Each Sunday during the current Covid-19 lockdown, while churches and places of worship have been forced put a halt to congregational worship, The Reverend Paul Hunt, priest-in-charge in Hastings Old Town, will offer some words of support and an opportunity for the community to reflect on the challenges we face.
Disco dancing is not something which Old Town residents might normally associate with their priest-in-charge but back in 1978 I had a summer job teaching Italian students in the crypt of St Mary Star of the Sea and on the final evening we had a meal and disco in Fagin’s restaurant on the corner of the High Street and George Street. The ‘hit’ single that summer – and at the disco – was Rivers of Babylon by Boney M.
I was thinking of the lyrics when reflecting upon the Covid-19 pandemic and our current lockdown. The lyrics are taken directly from Psalm 137 in the Bible with an additional verse from Psalm 19: “By the rivers of Babylon, there we sat down, yea, we wept, when we remembered Zion… How shall we sing the Lord’s song in a strange land?”
What is this verse about and how does it relate to Covid-19?
Strange as it seems, the Boney M song goes back over 2,500 years. At the beginning of the Sixth Century BC, Jerusalem (Zion) had been captured by the Babylonians and many of the leading citizens had been taken away to Babylon as exiles. There, by its rivers, they sat down and wept when they thought of their homeland.

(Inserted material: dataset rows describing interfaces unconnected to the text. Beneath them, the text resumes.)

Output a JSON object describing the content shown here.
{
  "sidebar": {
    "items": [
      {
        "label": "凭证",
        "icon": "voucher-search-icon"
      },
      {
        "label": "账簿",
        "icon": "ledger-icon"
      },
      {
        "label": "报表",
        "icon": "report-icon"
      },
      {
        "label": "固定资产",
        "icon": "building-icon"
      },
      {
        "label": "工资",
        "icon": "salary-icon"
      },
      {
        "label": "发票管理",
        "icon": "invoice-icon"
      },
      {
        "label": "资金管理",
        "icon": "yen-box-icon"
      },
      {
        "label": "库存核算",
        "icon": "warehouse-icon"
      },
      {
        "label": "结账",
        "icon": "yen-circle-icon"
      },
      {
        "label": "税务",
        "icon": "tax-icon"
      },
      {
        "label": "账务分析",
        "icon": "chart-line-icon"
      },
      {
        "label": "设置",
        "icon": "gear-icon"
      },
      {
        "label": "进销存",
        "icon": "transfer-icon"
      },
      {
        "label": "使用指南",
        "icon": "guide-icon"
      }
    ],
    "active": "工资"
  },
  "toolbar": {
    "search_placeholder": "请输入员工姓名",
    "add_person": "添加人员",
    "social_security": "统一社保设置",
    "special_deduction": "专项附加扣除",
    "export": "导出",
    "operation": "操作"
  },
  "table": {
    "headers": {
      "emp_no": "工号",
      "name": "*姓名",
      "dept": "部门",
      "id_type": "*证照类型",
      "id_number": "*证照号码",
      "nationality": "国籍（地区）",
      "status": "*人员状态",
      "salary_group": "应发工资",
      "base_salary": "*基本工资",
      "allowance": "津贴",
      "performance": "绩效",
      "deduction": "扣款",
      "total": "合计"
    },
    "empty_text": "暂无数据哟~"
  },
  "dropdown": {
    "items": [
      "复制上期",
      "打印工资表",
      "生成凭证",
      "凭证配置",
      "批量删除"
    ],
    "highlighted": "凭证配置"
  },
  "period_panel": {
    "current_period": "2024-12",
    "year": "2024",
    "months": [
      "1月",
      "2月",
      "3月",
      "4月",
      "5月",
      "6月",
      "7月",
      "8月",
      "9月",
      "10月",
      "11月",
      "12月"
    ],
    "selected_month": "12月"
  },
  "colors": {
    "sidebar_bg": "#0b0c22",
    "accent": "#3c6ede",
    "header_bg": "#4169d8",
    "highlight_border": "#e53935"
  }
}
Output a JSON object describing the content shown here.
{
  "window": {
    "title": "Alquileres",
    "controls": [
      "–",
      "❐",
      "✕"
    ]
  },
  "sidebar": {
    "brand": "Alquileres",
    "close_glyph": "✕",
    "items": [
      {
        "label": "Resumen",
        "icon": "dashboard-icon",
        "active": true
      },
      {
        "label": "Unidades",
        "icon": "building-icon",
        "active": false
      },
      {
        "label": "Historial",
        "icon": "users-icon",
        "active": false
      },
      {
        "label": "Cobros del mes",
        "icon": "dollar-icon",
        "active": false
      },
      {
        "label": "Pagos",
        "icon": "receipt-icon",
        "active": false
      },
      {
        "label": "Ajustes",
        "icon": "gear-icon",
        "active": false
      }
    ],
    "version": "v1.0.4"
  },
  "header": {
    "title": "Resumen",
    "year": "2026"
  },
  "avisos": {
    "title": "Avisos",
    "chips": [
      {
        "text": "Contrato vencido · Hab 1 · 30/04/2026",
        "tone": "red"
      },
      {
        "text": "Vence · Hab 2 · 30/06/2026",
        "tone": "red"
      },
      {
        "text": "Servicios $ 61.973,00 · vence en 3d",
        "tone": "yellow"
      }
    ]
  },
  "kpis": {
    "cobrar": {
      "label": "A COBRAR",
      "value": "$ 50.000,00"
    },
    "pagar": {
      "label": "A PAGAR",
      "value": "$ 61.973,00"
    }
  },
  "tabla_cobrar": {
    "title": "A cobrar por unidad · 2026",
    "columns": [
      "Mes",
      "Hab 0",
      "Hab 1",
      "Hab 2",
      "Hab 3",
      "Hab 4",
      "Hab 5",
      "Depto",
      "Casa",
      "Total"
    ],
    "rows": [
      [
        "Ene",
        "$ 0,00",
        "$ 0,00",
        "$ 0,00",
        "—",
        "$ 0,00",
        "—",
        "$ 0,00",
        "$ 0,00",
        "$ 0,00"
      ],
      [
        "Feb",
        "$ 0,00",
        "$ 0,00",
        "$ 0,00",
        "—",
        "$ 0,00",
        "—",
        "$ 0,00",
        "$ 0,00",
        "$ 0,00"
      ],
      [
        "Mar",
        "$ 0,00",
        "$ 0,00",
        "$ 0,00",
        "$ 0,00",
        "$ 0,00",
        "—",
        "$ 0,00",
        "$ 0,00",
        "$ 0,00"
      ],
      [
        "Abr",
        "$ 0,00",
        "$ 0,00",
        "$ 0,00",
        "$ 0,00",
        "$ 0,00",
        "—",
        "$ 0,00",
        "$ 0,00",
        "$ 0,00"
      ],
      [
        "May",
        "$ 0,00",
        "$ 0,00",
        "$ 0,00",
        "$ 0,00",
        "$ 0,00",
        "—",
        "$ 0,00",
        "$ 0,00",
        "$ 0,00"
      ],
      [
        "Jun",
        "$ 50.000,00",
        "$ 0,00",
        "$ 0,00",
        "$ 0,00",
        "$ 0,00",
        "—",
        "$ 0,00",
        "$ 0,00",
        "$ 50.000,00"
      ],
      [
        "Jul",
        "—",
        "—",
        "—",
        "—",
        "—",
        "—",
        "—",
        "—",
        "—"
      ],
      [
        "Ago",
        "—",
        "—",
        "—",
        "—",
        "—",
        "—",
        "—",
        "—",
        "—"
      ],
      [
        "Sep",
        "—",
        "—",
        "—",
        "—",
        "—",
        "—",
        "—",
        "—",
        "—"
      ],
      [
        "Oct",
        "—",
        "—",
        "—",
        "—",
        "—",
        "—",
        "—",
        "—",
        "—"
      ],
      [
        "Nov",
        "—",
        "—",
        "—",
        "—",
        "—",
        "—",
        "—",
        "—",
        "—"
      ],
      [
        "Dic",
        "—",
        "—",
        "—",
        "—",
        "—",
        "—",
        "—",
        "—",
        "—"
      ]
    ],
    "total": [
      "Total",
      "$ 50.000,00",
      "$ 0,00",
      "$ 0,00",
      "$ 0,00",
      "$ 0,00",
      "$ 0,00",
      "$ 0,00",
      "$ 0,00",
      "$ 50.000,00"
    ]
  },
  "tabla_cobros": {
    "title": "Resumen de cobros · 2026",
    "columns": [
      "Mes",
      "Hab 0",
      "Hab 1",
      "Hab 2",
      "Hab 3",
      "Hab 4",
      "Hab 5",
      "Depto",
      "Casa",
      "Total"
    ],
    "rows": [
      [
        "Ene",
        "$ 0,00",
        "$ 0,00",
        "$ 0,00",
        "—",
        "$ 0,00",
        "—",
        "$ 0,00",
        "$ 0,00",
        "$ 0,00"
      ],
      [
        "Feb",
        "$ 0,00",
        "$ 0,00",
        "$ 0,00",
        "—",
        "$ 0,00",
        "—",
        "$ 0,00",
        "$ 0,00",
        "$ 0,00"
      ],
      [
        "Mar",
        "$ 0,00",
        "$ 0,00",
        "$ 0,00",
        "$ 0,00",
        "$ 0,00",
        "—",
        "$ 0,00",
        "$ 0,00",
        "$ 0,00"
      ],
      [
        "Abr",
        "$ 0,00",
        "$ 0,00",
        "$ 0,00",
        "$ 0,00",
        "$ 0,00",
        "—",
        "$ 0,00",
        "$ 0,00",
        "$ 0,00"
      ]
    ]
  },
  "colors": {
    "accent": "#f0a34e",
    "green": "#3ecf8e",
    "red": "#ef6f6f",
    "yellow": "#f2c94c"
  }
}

But they were not simply homesick; their whole understanding of life had been destroyed. Their most important building, the Jerusalem Temple where the God of Israel dwelt, had been destroyed. Had God deserted his people? Were the Babylonian gods more powerful? And now they were in a ritually unclean strange land where they could no longer sacrifice to their God and the future was uncertain. How could they sing the Lord’s song anymore?
Returning from our exile to a new and better ‘normal’.
The sudden dislocation of those Babylonian exiles is now ours. Past ways of life, once taken for granted, have gone and the future is unclear. We too can sit and weep as we mourn the loss of past certainties.
But Psalm 137 also urges its readers never to forget Jerusalem. In 538 BC the exiles were allowed to return and the Temple was re-built. That exile by the rivers of Babylon was a seminal point in the development of Judaism as we know it today and that development eventually became, in effect, the new and better ‘normal’.
The time is coming when we shall no longer need to sit and weep at the loss of our pre-Covid world.
The pandemic will pass, difficult as that might seem as we enter another lockdown.
However, there is the danger that our nostalgia for our lives before Covid causes us to forget that our world was far from perfect. Let us commit to play our part in ensuring that we return from our Covid exile to a new and better ‘normal’.
The Reverend Paul Hunt is the part-time priest-in-charge of St. Clement’s and All Saints in the Old Town. St. Clement’s will be open from 11.30 a.m. to 1.30 p.m. every day during lockdown for anyone who wants to pray or simply be quiet and reflect or meditate.